Lighthizer openly criticised some of Canada’s suggestions in the latest round, which were in response to proposals that the US negotiators put forward in October, such as on rules of origin for automobile production; investor-state dispute settlement (ISDS); and the potential inclusion of a “sunset” clause in an updated NAFTA.
The US has called for increasing the threshold of both regional content and US-specific content in automobiles in order for those goods to qualify for preferential treatment under NAFTA. It has also asked to eliminate Chapter 11 of the original NAFTA on ISDS, and it has suggested including a “sunset” clause that would require current parties to opt in to continuing with NAFTA every five years.
“We find that the automobile rules of origin idea that was presented, when analysed, may actually lead to less regional content than we have now and fewer jobs in the United States, Canada, and likely Mexico. So this is the opposite of what we are trying to do,” said Lighthizer, referring to the Canadian ideas put forward in the latest round.
Freeland, meanwhile, said that Canada’s proposals were “creative ideas we believed could move us forward on some of the unconventional US proposals.”
“These US proposals are unprecedented and in some ways represent an approach quite different from anything that Canada has encountered before as a trading nation,” she added.

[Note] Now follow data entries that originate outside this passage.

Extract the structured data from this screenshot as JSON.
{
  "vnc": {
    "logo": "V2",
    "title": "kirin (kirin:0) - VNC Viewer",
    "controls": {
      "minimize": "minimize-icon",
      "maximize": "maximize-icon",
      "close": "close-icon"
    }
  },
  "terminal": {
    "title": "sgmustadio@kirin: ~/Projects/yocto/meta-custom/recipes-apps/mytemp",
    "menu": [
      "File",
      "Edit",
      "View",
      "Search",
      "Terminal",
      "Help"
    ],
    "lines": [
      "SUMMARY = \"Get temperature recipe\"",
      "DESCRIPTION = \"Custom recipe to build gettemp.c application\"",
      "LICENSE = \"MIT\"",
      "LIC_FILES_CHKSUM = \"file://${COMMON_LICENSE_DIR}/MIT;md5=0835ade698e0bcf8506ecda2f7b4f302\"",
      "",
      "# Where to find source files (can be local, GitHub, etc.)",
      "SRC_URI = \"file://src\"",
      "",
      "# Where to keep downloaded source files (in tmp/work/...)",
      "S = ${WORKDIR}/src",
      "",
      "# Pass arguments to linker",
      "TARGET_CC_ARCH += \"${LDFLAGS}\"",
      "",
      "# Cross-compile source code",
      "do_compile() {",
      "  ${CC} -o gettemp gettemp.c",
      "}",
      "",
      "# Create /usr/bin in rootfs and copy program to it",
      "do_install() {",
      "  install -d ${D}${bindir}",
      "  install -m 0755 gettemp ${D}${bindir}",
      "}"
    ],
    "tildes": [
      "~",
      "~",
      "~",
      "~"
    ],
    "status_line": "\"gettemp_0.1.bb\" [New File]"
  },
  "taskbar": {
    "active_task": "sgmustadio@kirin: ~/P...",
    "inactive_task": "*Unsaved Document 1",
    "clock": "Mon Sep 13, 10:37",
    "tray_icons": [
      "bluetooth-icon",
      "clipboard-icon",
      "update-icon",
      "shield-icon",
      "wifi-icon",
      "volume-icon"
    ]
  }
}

Freeland described Canada’s approach on rules of origin as one meant to find a path forward that would attract “new investment to the North American industry, fostering value-added R&D jobs, next-generation autonomous electric cars, and North American steel and aluminium production.”
Canada has reportedly suggested that the US push for higher content thresholds could be met by counting money spent on inputs such as technologies towards that threshold. Canada has also called for having a “meaningful five-year review process to ensure that NAFTA is working well for all partners and adapting to technological change,” rather than a sunset clause, along with attempting to address ISDS by allowing the US to opt-out of the mechanism while Canada and Mexico would still be subject to it.
Bilateral tensions come to the fore
The two trade ministers also raised some bilateral irritants that are technically not part of the NAFTA talks, such as US trade remedies on imported softwood lumber, as well as a wide-ranging WTO case filed by Canada in January on various aspects of US trade remedies. (See Bridges Weekly, 18 January 2018)
As for softwood lumber, “Canada considers this to be on a separate track from NAFTA,” Freeland said, calling for reaching a negotiated solution to replace the now-expired Softwood Lumber Agreement (SLA). The SLA had governed bilateral trade in the timber for several years and prevented new trade remedies.
She also rebuffed Lighthizer’s criticism of Canada’s decision to take legal action in response, telling reporters that “there is an easy solution, and that is to return to the negotiating table and to negotiate a settlement on softwood lumber.”
ICTSD reporting; “Canadian auto plan in doubt after lifting NAFTA talks,” REUTERS, 30 January 2018; “Canadian NAFTA auto rules of origin idea ‘opposite’ of U.S. goals: Lighthizer,” IPOLITICS,” 29 January 2018.